Simplification & Extension Ideas

Simplifications:

-bigger ball

-smaller playing area

-no goalies; just shooting on open net or target

 

Extensions:

-the ultimate extenstion is to play with the  full rules of handball; they are quite challenging for children and most of the lead-up games will be played with modified versions of the rules

handball_5519.jpg

European Handball: Rules

The playing court in a game of European Handball is forty meters long and twenty meters wide.  There is a goal at each end with a crease around the perimeter.  The crease is six meters with a seven meter line where penalty shots take place.  The crease also contains a goal-keepers restraining line, to which the goalie must stay behind unless the ball is rolling freely inside the crease.  The game is played in two, thirty minute halves.  A coin toss before the match decides which team begins with possession and which team chooses a side. The ball is made of leather or a synthetic material.  Sizes vary depending on gender and age categories.  Each team is allowed a maximum of seven players on the court, however, they can not play with less than five unless decided otherwise by the referee.  The ball can be thrown, caught, stopped, pushed or hit by using hands, arms, head, torso, thighs and knees.  The ball may be held for a maximum of three seconds or for a maximum of three steps.  A player may dribble the ball to avoid the three second/step rule, however, due to the size and shape of the ball it can be very difficult to dribble.  If a team has possession of the ball and is making no obvious attempt at an attack or shot, they are penalized with a free-throw.  This is called passive play and the free-throw is taken from wherever the ball was when the call was made.  Body contact is permitted so long as it is made from the front and not the side or back.  Similar to most invasion games, European Handball has many penalties and works on a scale of progression.  Players are first warned about their illegal actions, but will be penalized with a free-throw awarded to the other team if such actions occur again, ultimately resorting to ejection from the game.  Also, if the penalty prevents a clear scoring chance (to the discretion of the referee), the team will be awarded with a penalty-shot from the seven meter line.  After a goal has been scored, the team that allowed it is given a throw-off from center court (basically, a player carries the ball to center line and throws it to a teammate from there).  Whenever the ball leaves the court the team that touched it  last before doing-so allows the other team a throw-in.  This is similar to soccer where the ball is thrown in from the sideline without a stoppage of time.  The team to score the most amount of goals within the time limit is determined the winner.

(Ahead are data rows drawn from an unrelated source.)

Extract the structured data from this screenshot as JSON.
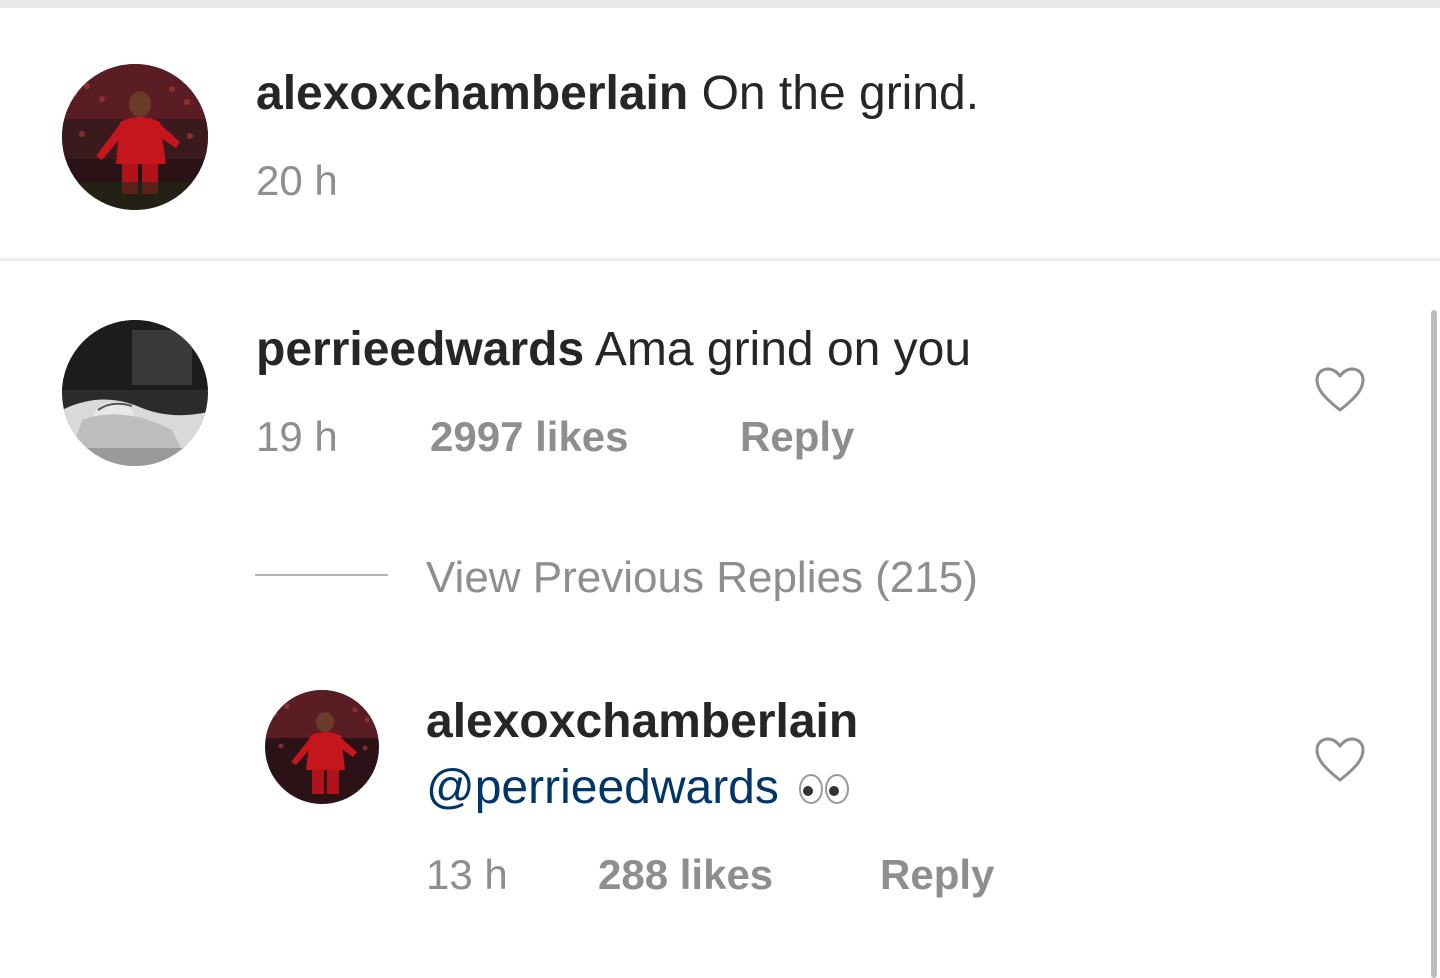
{
  "post": {
    "username": "alexoxchamberlain",
    "caption": "On the grind.",
    "time": "20 h"
  },
  "comment": {
    "username": "perrieedwards",
    "text": "Ama grind on you",
    "time": "19 h",
    "likes": "2997 likes",
    "reply_label": "Reply"
  },
  "view_previous_replies": "View Previous Replies (215)",
  "reply": {
    "username": "alexoxchamberlain",
    "mention": "@perrieedwards",
    "emoji": "eyes-emoji",
    "time": "13 h",
    "likes": "288 likes",
    "reply_label": "Reply"
  },
  "icons": {
    "like": "heart-outline-icon"
  },
  "colors": {
    "username": "#262626",
    "meta": "#8e8e8e",
    "mention": "#003569",
    "divider": "#ececec"
  }
}
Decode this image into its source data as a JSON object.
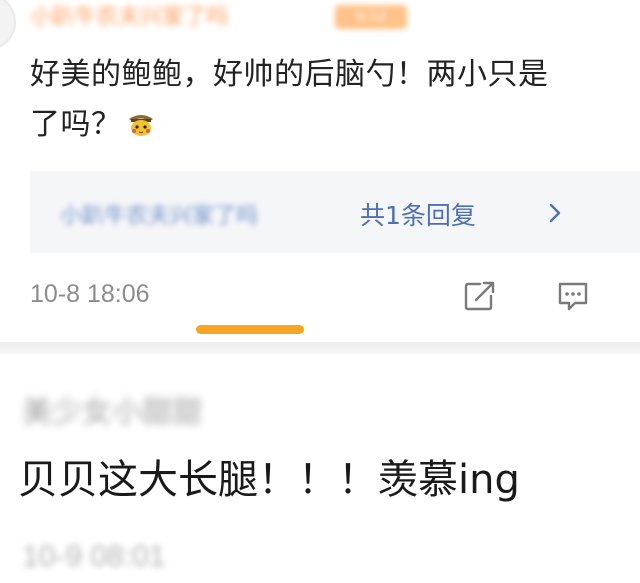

Created By:
Melissa Carroll, Andrew Timmers, Fil DaSilva & Kevin Moote